══ Extracted records ══
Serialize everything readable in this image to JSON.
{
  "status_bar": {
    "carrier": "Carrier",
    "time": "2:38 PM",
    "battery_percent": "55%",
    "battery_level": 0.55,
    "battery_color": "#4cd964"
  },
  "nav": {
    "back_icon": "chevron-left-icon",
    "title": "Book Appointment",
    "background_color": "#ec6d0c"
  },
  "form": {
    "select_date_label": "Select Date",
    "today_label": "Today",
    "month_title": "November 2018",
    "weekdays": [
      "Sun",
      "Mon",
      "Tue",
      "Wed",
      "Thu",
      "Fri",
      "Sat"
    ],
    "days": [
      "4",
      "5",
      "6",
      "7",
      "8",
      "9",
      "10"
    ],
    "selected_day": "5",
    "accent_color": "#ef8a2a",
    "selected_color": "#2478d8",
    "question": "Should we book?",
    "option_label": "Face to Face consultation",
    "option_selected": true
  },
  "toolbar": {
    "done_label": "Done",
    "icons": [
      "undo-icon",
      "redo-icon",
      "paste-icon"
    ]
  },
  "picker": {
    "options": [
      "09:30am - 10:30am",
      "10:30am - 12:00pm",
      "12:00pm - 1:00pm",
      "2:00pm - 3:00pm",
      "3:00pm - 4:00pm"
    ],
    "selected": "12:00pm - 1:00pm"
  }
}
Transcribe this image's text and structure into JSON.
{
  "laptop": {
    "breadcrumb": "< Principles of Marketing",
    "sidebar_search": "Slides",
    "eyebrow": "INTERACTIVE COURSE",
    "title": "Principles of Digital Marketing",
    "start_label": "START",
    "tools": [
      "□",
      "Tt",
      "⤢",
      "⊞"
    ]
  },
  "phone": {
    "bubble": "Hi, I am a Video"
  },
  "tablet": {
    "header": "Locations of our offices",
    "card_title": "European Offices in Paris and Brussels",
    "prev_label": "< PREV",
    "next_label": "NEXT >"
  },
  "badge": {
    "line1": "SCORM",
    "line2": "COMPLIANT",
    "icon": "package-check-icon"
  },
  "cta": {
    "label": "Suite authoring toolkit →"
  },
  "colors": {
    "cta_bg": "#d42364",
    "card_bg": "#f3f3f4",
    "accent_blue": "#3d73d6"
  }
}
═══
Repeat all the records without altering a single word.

§ **Answer for the task**:
Serialize everything readable in this image to JSON.
{
  "status_bar": {
    "carrier": "Carrier",
    "time": "2:38 PM",
    "battery_percent": "55%",
    "battery_level": 0.55,
    "battery_color": "#4cd964"
  },
  "nav": {
    "back_icon": "chevron-left-icon",
    "title": "Book Appointment",
    "background_color": "#ec6d0c"
  },
  "form": {
    "select_date_label": "Select Date",
    "today_label": "Today",
    "month_title": "November 2018",
    "weekdays": [
      "Sun",
      "Mon",
      "Tue",
      "Wed",
      "Thu",
      "Fri",
      "Sat"
    ],
    "days": [
      "4",
      "5",
      "6",
      "7",
      "8",
      "9",
      "10"
    ],
    "selected_day": "5",
    "accent_color": "#ef8a2a",
    "selected_color": "#2478d8",
    "question": "Should we book?",
    "option_label": "Face to Face consultation",
    "option_selected": true
  },
  "toolbar": {
    "done_label": "Done",
    "icons": [
      "undo-icon",
      "redo-icon",
      "paste-icon"
    ]
  },
  "picker": {
    "options": [
      "09:30am - 10:30am",
      "10:30am - 12:00pm",
      "12:00pm - 1:00pm",
      "2:00pm - 3:00pm",
      "3:00pm - 4:00pm"
    ],
    "selected": "12:00pm - 1:00pm"
  }
}
Transcribe this image's text and structure into JSON.
{
  "laptop": {
    "breadcrumb": "< Principles of Marketing",
    "sidebar_search": "Slides",
    "eyebrow": "INTERACTIVE COURSE",
    "title": "Principles of Digital Marketing",
    "start_label": "START",
    "tools": [
      "□",
      "Tt",
      "⤢",
      "⊞"
    ]
  },
  "phone": {
    "bubble": "Hi, I am a Video"
  },
  "tablet": {
    "header": "Locations of our offices",
    "card_title": "European Offices in Paris and Brussels",
    "prev_label": "< PREV",
    "next_label": "NEXT >"
  },
  "badge": {
    "line1": "SCORM",
    "line2": "COMPLIANT",
    "icon": "package-check-icon"
  },
  "cta": {
    "label": "Suite authoring toolkit →"
  },
  "colors": {
    "cta_bg": "#d42364",
    "card_bg": "#f3f3f4",
    "accent_blue": "#3d73d6"
  }
}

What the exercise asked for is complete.